START Records shown

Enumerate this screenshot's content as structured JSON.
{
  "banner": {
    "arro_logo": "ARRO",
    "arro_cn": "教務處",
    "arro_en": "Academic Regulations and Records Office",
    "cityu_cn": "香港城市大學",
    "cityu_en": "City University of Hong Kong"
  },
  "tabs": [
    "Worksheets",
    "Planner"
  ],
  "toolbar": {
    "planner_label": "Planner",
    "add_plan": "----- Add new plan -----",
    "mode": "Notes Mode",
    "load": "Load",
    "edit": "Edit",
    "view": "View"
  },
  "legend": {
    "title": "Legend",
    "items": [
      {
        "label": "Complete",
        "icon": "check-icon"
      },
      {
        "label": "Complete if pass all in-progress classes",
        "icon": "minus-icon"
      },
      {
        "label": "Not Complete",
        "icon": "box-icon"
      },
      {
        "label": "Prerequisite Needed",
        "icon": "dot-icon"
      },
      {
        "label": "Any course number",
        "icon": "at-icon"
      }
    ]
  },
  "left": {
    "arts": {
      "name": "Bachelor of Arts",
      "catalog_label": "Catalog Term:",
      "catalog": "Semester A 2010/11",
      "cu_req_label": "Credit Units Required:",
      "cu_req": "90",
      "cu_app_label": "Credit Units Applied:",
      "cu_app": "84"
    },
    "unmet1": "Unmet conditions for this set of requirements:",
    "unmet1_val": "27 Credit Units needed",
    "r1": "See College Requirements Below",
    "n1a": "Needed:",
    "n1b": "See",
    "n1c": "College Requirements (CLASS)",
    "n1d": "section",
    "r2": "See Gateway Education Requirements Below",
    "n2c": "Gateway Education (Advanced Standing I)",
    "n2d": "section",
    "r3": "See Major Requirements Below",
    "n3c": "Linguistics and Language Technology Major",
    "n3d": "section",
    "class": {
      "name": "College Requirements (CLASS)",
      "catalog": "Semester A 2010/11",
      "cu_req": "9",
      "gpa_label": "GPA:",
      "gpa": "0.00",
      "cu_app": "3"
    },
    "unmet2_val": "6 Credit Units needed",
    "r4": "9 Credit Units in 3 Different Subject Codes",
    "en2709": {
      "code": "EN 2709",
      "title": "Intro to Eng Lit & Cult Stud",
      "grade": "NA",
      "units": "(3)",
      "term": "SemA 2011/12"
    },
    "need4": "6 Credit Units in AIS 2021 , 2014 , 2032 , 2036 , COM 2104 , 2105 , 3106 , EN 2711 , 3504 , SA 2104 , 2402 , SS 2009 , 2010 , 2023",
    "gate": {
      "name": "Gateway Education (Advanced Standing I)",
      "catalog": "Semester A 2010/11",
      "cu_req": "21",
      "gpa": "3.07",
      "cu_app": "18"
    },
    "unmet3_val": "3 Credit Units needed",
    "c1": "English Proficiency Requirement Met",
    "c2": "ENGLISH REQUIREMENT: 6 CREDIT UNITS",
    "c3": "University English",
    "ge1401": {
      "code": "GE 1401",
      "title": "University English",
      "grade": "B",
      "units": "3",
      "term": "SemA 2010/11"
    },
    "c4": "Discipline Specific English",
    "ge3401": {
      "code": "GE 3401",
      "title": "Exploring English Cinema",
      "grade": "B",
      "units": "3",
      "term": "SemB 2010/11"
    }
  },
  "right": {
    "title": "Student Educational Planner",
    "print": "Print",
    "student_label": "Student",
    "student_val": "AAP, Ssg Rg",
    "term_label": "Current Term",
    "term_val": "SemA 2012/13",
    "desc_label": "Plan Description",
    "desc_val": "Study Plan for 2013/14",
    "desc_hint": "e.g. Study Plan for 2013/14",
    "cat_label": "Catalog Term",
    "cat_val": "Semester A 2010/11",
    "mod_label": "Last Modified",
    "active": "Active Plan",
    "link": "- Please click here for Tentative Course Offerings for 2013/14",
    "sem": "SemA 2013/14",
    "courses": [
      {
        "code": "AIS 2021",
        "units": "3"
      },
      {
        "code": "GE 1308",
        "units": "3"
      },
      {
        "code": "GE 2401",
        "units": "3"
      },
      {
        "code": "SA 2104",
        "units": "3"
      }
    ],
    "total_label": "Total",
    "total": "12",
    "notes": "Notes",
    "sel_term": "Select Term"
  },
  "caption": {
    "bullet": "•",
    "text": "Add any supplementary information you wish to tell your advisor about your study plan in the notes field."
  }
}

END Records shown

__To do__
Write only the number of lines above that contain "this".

__Finished exercise__
2